The new “Set Your Soul Free” finds Anastasio offering more uplifting spiritual sustenance as he implores fans to “roll with the funk now, turn it around, burn it down, set your soul free, we’re all here together in a spirit family, everybody’s dancing, everyone can see, burn it down, set your soul free”. The jazzy bluesy sound of “Liquid Time” keeps the metaphysical soul-freeing vibe going with one of the band’s most dynamic tunes. The jam doesn’t go quite as deep as did it at the High Sierra Music Festival this summer, but it keeps the set’s energy building strategically. The set soars with “Everything’s Right”, one of 2017’s best new songs in all of rock. Debuted with Trey Anastasio Band in the spring and then brought to Phish in the summer, Anastasio has spoken of collaborating with long time lyric partner Tom Marshall to come up with the song as something of an antidote to the regular onslaught of depressing news that has accompanied Donald Trump’s apocalyptic reign of avarice.
“Everything’s right, so just hold tight… focus on today, you’ll find a way… this world, this crazy world I know, it turns, it turns, and the long night’s over and the sun’s coming up, everything’s right, so just hold tight”, Anastasio sings with the ladies harmonizing behind him to generate both an uplifting anthem of personal empowerment and a melodic jam vehicle that brings the entire audience into a collective groove of spirit family unity. “Valentine” keeps things flowing with a melodic horn-powered jam where Hartswick and Cressman again seem like angels as they harmonize with Anastasio on the upbeat tune about transcending the darkness around him to rise above with soaring vocals from the ladies on the smooth outro jam.
The three hour-plus show winds toward a finish with the band’s staple cover of Gorillaz’ “Clint Eastwood”, with Hartswick starring as torchy chanteuse before another hot jam on “Mr. Completely” to close the set. There’s been only two covers in the show, but the Trey Anastasio Band has delivered a repeatedly uplifting Halloween fiesta to raise the spirits of everyone present. The encore is a treat for the lovers in the house with the romantic “Drifting”, another melodic jam vehicle that shines extra bright in the balcony as translucent lighting effects on the theater’s ornate ceiling makes fans feel like they’ve been immersed in a higher dimension. Anastasio’s music is know to have that effect and the jammy encore here delivers again.

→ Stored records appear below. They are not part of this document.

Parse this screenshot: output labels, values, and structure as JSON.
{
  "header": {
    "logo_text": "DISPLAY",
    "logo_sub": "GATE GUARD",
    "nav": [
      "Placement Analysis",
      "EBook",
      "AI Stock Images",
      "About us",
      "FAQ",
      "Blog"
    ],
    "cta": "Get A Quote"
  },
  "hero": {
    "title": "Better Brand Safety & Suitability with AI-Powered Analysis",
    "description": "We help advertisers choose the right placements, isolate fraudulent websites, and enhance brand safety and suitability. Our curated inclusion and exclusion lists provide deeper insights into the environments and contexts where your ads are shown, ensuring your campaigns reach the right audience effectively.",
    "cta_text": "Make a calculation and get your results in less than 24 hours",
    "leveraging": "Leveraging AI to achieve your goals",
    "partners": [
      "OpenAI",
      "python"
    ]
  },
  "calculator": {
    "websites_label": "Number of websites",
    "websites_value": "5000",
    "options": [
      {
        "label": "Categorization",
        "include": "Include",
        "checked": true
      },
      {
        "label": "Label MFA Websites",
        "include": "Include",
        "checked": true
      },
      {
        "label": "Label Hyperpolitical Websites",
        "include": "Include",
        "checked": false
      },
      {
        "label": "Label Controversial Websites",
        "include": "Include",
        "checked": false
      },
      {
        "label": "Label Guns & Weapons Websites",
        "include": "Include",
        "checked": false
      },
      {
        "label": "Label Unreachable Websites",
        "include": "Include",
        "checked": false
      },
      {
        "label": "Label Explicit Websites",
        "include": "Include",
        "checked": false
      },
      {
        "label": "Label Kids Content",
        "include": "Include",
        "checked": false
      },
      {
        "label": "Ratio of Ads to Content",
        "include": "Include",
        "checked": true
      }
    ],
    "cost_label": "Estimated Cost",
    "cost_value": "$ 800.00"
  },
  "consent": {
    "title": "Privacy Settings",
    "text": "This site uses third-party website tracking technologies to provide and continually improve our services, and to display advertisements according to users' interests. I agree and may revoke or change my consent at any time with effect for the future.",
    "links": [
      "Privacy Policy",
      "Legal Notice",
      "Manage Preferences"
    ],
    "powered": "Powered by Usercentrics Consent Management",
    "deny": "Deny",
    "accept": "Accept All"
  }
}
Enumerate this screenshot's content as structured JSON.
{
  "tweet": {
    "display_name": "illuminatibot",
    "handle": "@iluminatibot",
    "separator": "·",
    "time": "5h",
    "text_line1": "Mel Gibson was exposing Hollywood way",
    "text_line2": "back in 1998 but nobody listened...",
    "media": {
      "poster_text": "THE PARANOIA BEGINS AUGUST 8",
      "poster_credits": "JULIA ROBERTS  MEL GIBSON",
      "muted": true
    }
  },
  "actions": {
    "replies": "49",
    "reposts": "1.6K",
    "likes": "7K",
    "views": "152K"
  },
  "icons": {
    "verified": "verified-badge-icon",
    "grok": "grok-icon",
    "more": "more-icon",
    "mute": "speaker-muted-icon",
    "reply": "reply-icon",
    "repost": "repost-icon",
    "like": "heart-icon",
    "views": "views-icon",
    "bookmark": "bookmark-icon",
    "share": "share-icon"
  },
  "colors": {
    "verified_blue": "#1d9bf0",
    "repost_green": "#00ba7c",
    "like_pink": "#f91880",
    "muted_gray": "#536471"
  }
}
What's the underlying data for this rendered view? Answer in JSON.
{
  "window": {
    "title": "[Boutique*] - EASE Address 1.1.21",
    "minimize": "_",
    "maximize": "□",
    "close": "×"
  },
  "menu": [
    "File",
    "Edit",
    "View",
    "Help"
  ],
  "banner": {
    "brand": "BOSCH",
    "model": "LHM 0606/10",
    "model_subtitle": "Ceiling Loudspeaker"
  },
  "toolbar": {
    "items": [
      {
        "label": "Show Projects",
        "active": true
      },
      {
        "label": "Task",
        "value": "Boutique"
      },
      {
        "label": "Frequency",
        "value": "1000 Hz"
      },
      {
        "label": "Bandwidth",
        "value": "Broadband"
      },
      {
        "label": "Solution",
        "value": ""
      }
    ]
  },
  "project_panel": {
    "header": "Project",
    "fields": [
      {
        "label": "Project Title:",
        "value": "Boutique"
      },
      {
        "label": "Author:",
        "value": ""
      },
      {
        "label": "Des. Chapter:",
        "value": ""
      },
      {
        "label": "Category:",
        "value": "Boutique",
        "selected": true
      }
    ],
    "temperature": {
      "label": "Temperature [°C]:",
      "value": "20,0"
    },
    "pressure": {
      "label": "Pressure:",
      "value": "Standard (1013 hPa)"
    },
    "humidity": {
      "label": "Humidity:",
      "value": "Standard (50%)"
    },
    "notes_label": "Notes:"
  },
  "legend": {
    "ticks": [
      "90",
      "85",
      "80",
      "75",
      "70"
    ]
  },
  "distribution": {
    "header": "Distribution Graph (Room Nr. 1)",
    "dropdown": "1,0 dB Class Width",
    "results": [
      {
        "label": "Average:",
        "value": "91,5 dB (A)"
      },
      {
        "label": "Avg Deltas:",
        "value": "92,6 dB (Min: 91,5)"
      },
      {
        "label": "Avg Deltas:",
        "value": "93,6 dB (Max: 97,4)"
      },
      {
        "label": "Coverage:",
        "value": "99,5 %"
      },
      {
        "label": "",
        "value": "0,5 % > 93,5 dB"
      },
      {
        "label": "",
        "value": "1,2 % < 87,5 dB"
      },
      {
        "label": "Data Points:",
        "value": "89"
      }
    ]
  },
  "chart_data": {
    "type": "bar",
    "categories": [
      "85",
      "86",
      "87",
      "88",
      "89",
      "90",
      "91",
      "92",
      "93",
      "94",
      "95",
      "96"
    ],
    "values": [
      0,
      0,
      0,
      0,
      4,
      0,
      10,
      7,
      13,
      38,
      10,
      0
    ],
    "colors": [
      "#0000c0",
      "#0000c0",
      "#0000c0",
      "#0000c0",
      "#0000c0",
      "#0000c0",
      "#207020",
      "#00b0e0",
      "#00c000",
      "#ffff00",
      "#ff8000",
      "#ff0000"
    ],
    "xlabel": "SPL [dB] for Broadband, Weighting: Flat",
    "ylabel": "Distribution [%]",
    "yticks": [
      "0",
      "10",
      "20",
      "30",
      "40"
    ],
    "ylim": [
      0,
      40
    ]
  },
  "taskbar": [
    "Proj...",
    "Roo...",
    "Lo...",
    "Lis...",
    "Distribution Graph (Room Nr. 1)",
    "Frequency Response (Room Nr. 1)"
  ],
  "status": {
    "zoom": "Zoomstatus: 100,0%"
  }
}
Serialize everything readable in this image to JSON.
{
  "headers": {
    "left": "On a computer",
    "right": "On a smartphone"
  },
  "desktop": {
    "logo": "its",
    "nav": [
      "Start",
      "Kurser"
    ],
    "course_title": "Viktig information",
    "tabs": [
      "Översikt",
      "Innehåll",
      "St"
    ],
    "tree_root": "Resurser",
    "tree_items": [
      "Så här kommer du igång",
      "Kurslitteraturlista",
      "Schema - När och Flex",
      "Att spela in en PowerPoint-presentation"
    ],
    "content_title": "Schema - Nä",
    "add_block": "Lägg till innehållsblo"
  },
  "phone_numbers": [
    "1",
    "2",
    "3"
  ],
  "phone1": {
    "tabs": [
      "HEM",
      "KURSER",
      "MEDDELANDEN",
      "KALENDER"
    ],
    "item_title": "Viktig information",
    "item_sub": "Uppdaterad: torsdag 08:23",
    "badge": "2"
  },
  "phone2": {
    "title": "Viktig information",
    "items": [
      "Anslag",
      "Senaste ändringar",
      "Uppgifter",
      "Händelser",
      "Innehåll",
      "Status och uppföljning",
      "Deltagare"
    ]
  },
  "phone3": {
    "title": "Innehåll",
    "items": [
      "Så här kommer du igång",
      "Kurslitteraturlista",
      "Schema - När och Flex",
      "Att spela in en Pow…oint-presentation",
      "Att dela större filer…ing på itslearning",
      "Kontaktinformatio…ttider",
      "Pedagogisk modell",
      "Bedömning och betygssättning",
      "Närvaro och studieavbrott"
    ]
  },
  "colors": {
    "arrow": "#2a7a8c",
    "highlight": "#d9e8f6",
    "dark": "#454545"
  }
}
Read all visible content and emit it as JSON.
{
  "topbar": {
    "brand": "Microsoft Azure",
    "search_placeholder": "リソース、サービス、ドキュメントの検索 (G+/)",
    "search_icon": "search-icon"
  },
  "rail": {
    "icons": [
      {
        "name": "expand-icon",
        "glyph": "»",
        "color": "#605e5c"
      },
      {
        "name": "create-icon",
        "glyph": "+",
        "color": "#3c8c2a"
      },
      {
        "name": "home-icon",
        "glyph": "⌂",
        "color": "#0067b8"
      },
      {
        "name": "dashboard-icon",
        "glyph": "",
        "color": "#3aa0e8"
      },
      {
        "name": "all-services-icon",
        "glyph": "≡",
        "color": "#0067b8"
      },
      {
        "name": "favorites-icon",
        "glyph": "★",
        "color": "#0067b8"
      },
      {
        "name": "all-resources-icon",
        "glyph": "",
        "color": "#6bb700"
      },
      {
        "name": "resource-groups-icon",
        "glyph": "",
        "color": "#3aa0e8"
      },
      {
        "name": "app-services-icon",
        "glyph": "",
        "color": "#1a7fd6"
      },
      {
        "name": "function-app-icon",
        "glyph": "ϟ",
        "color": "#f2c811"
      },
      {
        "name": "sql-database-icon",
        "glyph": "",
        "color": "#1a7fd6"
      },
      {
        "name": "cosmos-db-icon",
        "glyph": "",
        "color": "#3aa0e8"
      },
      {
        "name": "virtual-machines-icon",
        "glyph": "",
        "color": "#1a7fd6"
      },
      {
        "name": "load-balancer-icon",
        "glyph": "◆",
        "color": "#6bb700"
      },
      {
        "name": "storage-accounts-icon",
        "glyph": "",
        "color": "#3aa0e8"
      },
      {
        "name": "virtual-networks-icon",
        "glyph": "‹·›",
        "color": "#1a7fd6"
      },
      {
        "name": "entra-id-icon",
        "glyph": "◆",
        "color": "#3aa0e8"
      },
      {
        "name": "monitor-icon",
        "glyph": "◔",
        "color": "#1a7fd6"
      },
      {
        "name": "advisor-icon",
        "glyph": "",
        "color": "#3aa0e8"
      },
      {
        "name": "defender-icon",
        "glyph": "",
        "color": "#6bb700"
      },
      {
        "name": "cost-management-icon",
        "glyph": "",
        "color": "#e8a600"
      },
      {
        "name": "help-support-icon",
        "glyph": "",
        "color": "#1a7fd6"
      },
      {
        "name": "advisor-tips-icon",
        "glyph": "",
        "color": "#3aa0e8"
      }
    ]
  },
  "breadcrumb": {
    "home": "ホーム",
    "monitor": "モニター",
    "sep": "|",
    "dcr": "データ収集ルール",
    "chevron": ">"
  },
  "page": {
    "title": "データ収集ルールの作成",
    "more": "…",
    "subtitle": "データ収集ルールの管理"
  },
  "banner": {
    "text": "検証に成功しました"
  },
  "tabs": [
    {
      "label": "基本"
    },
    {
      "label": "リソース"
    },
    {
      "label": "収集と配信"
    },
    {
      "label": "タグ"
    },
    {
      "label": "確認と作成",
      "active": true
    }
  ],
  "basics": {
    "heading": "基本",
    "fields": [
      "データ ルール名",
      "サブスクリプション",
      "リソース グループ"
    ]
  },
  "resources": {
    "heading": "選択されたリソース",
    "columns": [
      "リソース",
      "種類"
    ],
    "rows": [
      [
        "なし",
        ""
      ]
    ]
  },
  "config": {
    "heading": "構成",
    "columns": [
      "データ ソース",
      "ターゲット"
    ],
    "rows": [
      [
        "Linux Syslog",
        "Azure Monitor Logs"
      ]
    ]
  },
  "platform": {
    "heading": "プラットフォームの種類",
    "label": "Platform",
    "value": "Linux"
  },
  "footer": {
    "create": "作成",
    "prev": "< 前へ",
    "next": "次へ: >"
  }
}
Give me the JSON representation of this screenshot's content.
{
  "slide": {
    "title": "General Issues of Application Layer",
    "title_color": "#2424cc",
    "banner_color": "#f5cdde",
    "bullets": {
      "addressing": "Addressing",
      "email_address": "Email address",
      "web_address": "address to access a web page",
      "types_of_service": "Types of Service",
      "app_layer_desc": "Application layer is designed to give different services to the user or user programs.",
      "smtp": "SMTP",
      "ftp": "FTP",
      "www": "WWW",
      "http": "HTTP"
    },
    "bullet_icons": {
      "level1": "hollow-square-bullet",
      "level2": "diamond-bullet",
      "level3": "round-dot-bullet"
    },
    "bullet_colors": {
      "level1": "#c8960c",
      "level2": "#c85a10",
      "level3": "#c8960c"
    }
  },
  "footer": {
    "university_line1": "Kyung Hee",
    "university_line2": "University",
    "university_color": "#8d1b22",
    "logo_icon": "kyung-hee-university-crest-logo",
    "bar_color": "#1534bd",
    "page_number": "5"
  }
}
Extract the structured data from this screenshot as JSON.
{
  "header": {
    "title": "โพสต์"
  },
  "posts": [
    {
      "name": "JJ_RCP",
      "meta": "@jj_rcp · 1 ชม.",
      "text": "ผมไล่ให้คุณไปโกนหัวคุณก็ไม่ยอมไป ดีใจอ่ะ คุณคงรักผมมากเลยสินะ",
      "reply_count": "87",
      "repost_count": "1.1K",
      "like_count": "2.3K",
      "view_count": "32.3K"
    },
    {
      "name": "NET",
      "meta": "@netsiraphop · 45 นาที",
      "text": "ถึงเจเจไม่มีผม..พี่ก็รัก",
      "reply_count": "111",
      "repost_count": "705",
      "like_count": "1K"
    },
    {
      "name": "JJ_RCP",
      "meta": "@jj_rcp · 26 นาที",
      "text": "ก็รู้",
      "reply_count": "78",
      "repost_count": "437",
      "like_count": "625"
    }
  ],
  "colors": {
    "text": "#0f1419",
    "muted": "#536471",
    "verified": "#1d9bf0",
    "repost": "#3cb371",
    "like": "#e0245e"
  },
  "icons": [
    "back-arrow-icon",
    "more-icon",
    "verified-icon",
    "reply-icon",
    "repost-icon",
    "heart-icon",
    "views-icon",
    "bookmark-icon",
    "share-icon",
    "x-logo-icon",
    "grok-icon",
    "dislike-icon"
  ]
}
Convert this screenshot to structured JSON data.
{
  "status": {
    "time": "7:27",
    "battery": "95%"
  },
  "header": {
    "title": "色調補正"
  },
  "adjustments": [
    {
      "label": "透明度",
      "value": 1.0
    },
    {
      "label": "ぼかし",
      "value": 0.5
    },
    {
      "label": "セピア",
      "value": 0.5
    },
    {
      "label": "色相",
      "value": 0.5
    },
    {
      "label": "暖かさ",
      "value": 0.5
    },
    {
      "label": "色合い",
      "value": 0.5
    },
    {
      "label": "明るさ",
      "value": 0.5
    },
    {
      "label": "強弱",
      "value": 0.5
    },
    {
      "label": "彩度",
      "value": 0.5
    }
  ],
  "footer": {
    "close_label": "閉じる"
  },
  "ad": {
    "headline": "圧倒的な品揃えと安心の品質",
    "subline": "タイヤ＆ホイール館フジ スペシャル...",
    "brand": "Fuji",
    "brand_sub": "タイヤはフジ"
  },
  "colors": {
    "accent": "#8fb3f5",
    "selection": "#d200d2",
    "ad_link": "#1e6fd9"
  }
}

The show won’t go down in legend like the 2016 and 2014 Phish Halloween shows in Las Vegas, both easily among the greatest performances in rock history. But it’s been a blast, and there’s a sense in the air that certain metaphysical demons have been held at bay on this All Hallows Eve thanks to the musical magic of the Trey Anastasio Band.